Deer samples test negative for CWD, TBSamples taken from North Dakota deer, elk and moose during the 2008 hunting season have tested negative for chronic wasting disease and bovine tuberculosis, according to Dr. Dan Grove, wildlife veterinarian for the North Dakota Game and Fish Department.
Samples taken from North Dakota deer, elk and moose during the 2008 hunting season have tested negative for chronic wasting disease and bovine tuberculosis, according to Dr. Dan Grove, wildlife veterinarian for the North Dakota Game and Fish Department.
Last fall, samples for CWD testing were taken from nearly 2,300 deer (with 1,600 taken from the targeted area of the central third of the state), 53 elk and 24 moose.
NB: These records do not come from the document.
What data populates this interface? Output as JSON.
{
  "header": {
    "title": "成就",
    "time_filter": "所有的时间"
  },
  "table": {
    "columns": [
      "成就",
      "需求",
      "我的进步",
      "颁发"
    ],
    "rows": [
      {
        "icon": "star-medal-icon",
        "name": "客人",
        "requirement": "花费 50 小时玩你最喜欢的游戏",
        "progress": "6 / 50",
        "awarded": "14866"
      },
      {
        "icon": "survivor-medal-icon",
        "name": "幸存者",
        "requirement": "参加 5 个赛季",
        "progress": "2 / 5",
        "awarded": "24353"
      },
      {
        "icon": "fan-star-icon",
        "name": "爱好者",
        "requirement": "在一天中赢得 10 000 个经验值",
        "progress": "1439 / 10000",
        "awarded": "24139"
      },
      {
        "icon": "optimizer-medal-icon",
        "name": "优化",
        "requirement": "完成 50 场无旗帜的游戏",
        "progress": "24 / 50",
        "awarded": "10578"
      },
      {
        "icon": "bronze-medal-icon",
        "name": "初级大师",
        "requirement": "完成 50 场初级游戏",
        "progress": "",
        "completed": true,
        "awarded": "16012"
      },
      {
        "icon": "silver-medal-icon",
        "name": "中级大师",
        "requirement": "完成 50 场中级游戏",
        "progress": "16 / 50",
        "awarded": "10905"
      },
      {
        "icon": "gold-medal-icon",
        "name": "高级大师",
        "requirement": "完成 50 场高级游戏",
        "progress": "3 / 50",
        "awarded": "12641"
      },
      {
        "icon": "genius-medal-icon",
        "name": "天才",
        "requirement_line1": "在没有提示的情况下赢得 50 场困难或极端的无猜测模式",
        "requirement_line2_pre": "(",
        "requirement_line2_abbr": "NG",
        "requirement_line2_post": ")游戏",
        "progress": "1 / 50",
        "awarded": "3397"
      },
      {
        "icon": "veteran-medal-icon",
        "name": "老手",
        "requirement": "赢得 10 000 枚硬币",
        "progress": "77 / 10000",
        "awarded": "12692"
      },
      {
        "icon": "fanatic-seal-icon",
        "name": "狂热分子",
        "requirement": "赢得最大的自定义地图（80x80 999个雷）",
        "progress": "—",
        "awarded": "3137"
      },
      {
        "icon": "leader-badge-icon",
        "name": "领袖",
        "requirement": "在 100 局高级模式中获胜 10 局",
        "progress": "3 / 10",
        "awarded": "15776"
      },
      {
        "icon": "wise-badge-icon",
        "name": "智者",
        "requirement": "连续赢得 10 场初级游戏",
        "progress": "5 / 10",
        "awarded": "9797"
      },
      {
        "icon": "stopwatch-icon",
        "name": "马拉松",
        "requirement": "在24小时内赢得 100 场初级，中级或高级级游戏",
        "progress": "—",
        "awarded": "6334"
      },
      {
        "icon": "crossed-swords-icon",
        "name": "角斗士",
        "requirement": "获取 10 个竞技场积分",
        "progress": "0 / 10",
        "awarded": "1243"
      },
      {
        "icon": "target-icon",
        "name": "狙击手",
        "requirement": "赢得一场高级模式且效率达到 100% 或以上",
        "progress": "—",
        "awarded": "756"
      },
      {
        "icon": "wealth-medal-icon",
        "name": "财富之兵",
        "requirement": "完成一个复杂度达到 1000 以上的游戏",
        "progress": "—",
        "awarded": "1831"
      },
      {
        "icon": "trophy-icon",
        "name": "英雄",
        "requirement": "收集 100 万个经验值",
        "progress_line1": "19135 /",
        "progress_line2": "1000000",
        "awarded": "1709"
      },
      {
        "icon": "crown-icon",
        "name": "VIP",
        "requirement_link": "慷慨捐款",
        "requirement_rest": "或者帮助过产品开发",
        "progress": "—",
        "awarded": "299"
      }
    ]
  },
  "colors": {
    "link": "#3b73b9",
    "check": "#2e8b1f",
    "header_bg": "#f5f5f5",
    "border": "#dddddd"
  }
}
“In addition to our CWD surveillance, we started routine bovine TB surveillance in the northeast, and random sampling throughout the state,” Grove said. “Altogether, 850 deer, moose and elk tested negative for bovine TB.”
Since January approximately 160 moose and deer that died or were showing clinical signs of disease were sampled for CWD and TB as part of the Game and Fish Department’s year-around targeted surveillance. To date, all animals have tested negative for CWD, and bovine TB test results are still pending.
“As always, the success of our surveillance program could not be accomplished without the cooperative efforts of hunters, meat processors, taxidermists and local establishments,” Grove said.
The Game and Fish Department’s three-year cycle of sampling the entire state for CWD will conclude this fall by testing deer from the western third of the state. Grove said a new cycle will begin in 2010 in the eastern third of the state. “We will also continue to test animals in northeastern North Dakota for TB until it has been eradicated from the adjacent Minnesota herd,” Grove added, “and will continue to sample suspect or high risk cases of CWD and TB throughout the year.”
Since 2002, more than 12,300 North Dakota deer, nearly 360 elk and 60 moose have tested negative for CWD. To date, CWD and TB have not been diagnosed in wild or farmed cervids in North Dakota, although these diseases have been found in surrounding states and provinces, according to a NDGF press release.